(Goal of the exercise):
Please count the lines in the material below that include "subtitle". Reply with the number alone.

(Given data):
++++
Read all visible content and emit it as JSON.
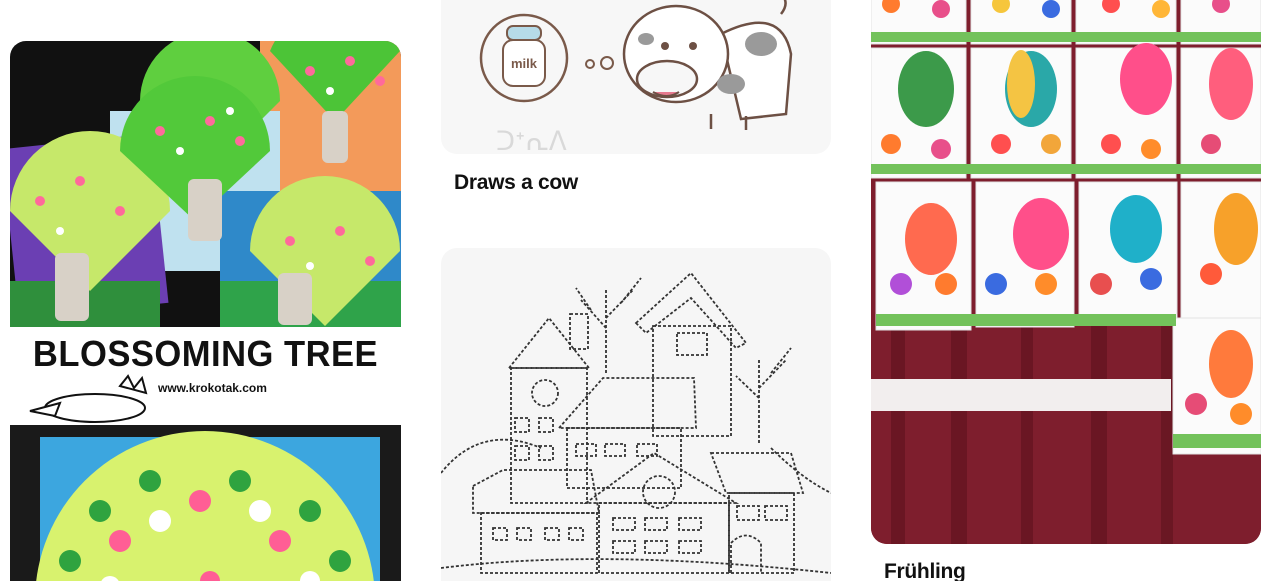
{
  "feed": {
    "pins": [
      {
        "id": "blossoming-tree",
        "image_text": {
          "headline": "BLOSSOMING TREE",
          "site": "www.krokotak.com"
        }
      },
      {
        "id": "draws-a-cow",
        "title": "Draws a cow",
        "image_text": {
          "jar_label": "milk"
        }
      },
      {
        "id": "houses-drawing"
      },
      {
        "id": "fruehling",
        "title": "Frühling"
      }
    ]
  },
  "colors": {
    "title_text": "#111111",
    "card_bg": "#f7f7f7",
    "page_bg": "#ffffff"
  }
}
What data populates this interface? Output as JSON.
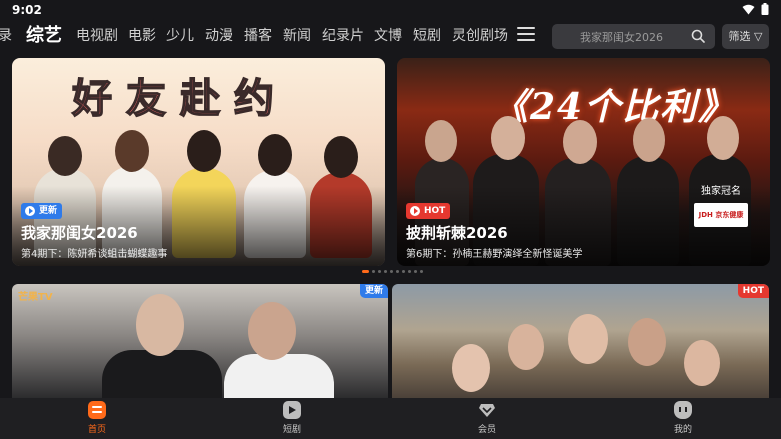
{
  "status_bar": {
    "time": "9:02"
  },
  "nav": {
    "tabs": [
      {
        "label": "录",
        "active": false
      },
      {
        "label": "综艺",
        "active": true
      },
      {
        "label": "电视剧",
        "active": false
      },
      {
        "label": "电影",
        "active": false
      },
      {
        "label": "少儿",
        "active": false
      },
      {
        "label": "动漫",
        "active": false
      },
      {
        "label": "播客",
        "active": false
      },
      {
        "label": "新闻",
        "active": false
      },
      {
        "label": "纪录片",
        "active": false
      },
      {
        "label": "文博",
        "active": false
      },
      {
        "label": "短剧",
        "active": false
      },
      {
        "label": "灵创剧场",
        "active": false
      }
    ],
    "menu_icon": "hamburger-icon"
  },
  "search": {
    "placeholder": "我家那闺女2026",
    "icon": "search-icon"
  },
  "filter": {
    "label": "筛选 ▽"
  },
  "banners": [
    {
      "artwork_text": "好友赴约",
      "badge": "更新",
      "title": "我家那闺女2026",
      "subtitle": "第4期下：陈妍希谈蛆击蝴蝶趣事"
    },
    {
      "artwork_text": "《24个比利》",
      "badge": "HOT",
      "title": "披荆斩棘2026",
      "subtitle": "第6期下：孙楠王赫野演绎全新怪诞美学",
      "sponsor_label": "独家冠名",
      "sponsor_logo": "JDH 京东健康"
    }
  ],
  "carousel": {
    "count": 10,
    "active": 0
  },
  "rows": [
    {
      "badge": "更新",
      "watermark": "芒果TV"
    },
    {
      "badge": "HOT"
    }
  ],
  "bottom_nav": [
    {
      "label": "首页",
      "active": true
    },
    {
      "label": "短剧",
      "active": false
    },
    {
      "label": "会员",
      "active": false
    },
    {
      "label": "我的",
      "active": false
    }
  ],
  "colors": {
    "accent": "#ff6a1a",
    "badge_blue": "#2f7bea",
    "badge_red": "#e5382f"
  }
}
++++
(Written response):
2